WORK REQUIRED
Gather every line in the records below that contains the word "series".

(Stored data)
________________________________________
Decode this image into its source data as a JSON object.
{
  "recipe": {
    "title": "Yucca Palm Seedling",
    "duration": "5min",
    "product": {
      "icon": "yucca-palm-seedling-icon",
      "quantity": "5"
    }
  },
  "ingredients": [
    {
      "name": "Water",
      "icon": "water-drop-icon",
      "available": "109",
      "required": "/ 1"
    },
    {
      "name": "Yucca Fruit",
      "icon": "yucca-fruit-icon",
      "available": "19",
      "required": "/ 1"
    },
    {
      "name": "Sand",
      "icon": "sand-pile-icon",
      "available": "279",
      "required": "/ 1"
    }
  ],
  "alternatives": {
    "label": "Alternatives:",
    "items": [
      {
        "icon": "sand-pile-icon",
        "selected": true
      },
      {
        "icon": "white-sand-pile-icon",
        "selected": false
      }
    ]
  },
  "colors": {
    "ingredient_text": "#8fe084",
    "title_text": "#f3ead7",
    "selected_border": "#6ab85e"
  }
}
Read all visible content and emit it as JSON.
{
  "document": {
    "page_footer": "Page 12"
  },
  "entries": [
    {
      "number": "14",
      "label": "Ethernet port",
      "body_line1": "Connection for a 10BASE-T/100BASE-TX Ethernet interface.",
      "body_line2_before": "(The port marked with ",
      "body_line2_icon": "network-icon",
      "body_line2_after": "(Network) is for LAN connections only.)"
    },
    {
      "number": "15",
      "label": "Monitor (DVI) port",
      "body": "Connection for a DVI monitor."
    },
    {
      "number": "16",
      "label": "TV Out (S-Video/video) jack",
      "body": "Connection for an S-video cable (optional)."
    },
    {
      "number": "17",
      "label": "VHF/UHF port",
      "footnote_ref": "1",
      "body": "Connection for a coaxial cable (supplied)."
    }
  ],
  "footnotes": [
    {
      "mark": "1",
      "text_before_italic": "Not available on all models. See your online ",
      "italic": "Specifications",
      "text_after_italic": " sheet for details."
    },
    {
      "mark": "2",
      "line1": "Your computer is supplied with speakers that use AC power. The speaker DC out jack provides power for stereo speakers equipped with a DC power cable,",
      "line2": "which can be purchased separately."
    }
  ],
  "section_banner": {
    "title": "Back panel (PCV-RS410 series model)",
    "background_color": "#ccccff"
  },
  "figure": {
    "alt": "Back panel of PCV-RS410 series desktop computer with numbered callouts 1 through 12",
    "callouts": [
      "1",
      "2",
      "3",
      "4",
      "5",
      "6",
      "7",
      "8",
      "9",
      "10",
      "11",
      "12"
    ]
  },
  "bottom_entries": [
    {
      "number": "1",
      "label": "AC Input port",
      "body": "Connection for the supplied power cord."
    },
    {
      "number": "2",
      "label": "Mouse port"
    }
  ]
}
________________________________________
RESPONSE AREA
    "title": "Back panel (PCV-RS410 series model)",
    "alt": "Back panel of PCV-RS410 series desktop computer with numbered callouts 1 through 12",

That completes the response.